"Dirty Bomb" Materials Uncovered in Maine
"Dirty Bomb" Materials Uncovered in Maine ResidenceThursday, Feb. 12, 2009
Authorities in Maine found radiological "dirty bomb" ingredients and related items in the home of a man shot to death in December, the Bangor Daily Newsreported yesterday (see GSN, Jan. 15).
A Dec. 9 search of James Cummings' home in Belfast turned up "radiological dispersal device components and literature, and radioactive materials," according to a FBI field Intelligence report obtained by Wikileaks.
Among the finds were four single-gallon containers filled with depleted uranium, 35 percent hydrogen peroxide, thorium, lithium metal, thermite, aluminum powder, beryllium, boron, black iron, oxide and magnesium ribbon.
Investigators also recovered "literature on constructing 'dirty bombs,' [and] information referring to cesium 137, strontium 90 and cobalt 60," the report says.
A dirty bomb uses conventional explosives to disperse radioactive material in an effort to spark chaos and spread contamination.
The hydrogen peroxide is "a necessary precursor for the manufacture of peroxide-based explosives," and aluminum, lithium metal and thermite are materials "used to sensitize and amplify the effects of the explosives," according to the report (Walter Griffin, Bangor Daily News, Feb. 11).
"I've been told by federal officials that the items seized could be purchased legally and that there was not sufficient quantity or quality to pose an immediate threat or hazard to the health and safety of the public," Maine Public Safety Commissioner Anne Jordan said in a statement yesterday (Clarke Canfield, Associated Press/Boston Globe, Feb. 11).
Cummings' wife Amber, who is believed to have shot him but has not been charged, said he talked about radiological weapons.

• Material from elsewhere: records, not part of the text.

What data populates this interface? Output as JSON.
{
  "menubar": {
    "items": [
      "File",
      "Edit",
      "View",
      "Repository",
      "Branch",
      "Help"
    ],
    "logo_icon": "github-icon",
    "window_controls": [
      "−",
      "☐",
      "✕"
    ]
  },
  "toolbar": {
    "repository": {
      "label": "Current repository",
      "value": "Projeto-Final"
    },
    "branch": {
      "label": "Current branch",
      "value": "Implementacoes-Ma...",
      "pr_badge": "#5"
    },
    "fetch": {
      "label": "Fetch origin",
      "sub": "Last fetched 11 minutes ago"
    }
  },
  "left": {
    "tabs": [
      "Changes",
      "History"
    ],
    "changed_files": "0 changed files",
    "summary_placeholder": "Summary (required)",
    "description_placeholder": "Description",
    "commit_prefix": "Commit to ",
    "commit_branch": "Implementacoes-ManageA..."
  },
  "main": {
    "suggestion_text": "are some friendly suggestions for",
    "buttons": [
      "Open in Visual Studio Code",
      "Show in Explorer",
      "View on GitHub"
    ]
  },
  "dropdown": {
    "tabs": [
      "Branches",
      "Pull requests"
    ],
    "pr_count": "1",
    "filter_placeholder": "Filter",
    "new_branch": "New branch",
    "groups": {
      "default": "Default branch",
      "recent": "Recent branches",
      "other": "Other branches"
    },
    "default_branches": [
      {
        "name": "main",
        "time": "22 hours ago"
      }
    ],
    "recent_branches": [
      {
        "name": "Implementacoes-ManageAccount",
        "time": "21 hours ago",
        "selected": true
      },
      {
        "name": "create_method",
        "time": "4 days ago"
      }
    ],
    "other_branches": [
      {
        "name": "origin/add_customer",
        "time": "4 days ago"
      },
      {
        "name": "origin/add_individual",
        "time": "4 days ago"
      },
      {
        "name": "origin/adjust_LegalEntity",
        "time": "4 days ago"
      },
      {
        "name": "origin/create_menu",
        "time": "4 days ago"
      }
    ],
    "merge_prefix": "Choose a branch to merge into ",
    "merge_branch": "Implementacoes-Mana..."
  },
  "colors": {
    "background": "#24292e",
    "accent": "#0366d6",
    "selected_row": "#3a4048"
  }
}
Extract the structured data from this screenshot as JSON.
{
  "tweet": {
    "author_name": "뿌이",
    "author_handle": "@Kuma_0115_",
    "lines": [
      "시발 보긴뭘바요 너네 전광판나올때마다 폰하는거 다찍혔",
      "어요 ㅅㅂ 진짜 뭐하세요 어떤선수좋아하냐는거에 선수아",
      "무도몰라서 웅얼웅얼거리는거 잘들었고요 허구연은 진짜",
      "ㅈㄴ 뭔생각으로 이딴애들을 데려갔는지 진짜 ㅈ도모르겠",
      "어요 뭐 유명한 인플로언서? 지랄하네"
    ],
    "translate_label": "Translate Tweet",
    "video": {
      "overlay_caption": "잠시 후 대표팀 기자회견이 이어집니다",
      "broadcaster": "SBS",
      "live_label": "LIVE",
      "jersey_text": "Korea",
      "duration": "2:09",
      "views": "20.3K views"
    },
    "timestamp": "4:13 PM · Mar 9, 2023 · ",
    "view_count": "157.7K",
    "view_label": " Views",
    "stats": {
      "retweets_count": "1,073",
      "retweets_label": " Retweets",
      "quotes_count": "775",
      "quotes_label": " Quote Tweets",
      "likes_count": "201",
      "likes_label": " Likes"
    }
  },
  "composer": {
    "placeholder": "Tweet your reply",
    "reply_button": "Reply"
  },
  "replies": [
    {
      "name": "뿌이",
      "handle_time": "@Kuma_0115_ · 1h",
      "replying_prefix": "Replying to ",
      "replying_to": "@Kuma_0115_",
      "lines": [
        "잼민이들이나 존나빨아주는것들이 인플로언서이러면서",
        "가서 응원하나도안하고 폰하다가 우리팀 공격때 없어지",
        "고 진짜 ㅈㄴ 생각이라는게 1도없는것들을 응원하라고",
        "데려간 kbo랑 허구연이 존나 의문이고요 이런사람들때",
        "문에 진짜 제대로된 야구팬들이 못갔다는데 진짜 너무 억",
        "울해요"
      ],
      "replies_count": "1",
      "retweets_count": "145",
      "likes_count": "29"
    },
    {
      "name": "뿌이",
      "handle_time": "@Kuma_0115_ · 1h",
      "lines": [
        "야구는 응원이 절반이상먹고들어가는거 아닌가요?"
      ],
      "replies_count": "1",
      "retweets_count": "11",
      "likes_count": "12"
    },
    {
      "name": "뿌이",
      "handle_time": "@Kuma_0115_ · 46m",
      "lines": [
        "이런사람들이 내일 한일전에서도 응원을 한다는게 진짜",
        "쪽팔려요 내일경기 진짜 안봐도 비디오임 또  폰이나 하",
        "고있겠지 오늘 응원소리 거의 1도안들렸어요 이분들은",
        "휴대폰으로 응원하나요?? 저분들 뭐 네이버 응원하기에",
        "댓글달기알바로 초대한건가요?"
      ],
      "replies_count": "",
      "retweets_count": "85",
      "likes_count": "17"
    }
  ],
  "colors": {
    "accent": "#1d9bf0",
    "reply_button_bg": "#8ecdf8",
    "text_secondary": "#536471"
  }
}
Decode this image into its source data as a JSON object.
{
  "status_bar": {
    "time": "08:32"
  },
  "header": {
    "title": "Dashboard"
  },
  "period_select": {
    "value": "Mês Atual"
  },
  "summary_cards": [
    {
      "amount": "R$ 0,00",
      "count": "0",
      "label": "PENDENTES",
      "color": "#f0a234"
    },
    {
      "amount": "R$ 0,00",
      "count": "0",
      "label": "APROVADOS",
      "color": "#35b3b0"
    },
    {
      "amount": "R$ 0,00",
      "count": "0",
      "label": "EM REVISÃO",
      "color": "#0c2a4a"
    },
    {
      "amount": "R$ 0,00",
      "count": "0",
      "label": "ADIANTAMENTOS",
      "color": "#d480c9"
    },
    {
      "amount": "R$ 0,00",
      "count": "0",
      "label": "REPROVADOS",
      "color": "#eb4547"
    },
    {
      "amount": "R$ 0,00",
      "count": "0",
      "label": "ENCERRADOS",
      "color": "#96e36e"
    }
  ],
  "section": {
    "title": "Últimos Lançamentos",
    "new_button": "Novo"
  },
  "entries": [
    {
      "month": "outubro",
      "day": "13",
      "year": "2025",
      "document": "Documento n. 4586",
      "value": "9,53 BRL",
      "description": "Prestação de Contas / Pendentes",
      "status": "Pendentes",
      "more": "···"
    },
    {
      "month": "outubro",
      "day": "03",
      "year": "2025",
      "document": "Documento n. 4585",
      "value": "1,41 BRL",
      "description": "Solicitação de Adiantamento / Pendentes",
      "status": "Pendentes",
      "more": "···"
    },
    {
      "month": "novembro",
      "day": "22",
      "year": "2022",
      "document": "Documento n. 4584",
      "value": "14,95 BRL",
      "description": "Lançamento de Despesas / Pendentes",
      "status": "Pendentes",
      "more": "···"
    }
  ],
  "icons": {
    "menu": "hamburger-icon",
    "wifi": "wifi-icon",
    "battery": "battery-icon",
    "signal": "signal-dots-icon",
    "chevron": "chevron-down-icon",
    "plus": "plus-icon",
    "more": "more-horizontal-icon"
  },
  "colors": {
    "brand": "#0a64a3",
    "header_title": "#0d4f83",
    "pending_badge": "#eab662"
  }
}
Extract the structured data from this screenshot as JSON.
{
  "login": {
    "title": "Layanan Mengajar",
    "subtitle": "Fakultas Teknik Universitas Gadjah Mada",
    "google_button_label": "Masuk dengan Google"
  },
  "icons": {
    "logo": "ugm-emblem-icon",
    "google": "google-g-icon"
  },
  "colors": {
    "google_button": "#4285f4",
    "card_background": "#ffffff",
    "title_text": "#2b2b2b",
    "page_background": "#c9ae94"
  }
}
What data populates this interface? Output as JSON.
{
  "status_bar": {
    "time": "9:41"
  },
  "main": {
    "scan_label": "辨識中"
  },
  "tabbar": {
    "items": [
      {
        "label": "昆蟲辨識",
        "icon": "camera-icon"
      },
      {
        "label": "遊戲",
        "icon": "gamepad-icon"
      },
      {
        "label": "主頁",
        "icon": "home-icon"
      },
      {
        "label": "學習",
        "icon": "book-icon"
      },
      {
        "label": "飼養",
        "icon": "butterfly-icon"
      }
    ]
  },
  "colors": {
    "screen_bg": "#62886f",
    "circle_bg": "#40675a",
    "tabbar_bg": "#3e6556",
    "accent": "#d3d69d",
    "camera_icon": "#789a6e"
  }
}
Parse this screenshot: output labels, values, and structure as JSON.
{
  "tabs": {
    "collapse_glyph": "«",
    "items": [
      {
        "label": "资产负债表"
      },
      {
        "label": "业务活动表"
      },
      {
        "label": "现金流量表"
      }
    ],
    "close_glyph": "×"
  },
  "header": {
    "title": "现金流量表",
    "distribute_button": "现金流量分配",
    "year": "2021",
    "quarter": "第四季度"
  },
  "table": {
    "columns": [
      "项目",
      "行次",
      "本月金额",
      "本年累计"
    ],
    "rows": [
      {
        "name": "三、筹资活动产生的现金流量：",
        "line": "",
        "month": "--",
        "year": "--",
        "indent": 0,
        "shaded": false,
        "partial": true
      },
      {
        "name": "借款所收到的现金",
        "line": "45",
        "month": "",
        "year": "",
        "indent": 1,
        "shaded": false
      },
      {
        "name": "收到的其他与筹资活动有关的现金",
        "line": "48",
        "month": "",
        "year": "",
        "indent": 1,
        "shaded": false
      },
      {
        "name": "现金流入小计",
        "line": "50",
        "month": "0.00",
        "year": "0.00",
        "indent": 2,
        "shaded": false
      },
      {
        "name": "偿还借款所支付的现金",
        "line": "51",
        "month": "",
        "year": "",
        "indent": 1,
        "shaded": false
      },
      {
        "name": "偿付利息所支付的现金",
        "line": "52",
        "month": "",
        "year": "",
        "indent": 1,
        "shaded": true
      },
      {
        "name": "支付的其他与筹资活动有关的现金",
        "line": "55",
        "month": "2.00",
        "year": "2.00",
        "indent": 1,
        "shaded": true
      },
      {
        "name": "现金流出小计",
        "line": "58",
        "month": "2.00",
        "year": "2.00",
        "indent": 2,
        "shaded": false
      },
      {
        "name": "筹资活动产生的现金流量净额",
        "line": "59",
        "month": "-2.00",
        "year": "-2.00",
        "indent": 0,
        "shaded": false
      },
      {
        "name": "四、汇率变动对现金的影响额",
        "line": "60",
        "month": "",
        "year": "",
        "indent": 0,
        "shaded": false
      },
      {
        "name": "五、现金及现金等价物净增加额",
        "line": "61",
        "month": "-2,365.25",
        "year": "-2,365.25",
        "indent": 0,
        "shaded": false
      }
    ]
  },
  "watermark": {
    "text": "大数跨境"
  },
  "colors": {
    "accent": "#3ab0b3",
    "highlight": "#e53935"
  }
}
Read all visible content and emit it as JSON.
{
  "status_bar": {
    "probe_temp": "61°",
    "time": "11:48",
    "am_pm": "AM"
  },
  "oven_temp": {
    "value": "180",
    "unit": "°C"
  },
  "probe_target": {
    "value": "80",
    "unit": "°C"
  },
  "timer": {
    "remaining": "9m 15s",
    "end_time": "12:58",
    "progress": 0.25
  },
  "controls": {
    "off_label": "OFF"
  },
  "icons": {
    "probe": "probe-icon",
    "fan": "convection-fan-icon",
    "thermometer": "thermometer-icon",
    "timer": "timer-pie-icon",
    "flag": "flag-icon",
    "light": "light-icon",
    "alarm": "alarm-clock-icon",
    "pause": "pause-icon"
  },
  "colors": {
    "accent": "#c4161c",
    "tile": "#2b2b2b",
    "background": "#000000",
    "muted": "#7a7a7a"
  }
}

She described him as physically, sexually and mentally abusive.
Cummings appeared to have ties to white supremacist groups, the report states, and local workers who entered his Belfast residence said he owned various pieces of Nazi memorabilia.
Authorities declined to discuss the homicide case or the information contained in the report, the Daily Newsreported (Griffin, Daily News).
The report stated that the uranium component was bought online from a U.S. company that was identified in the investigation, but not in the report.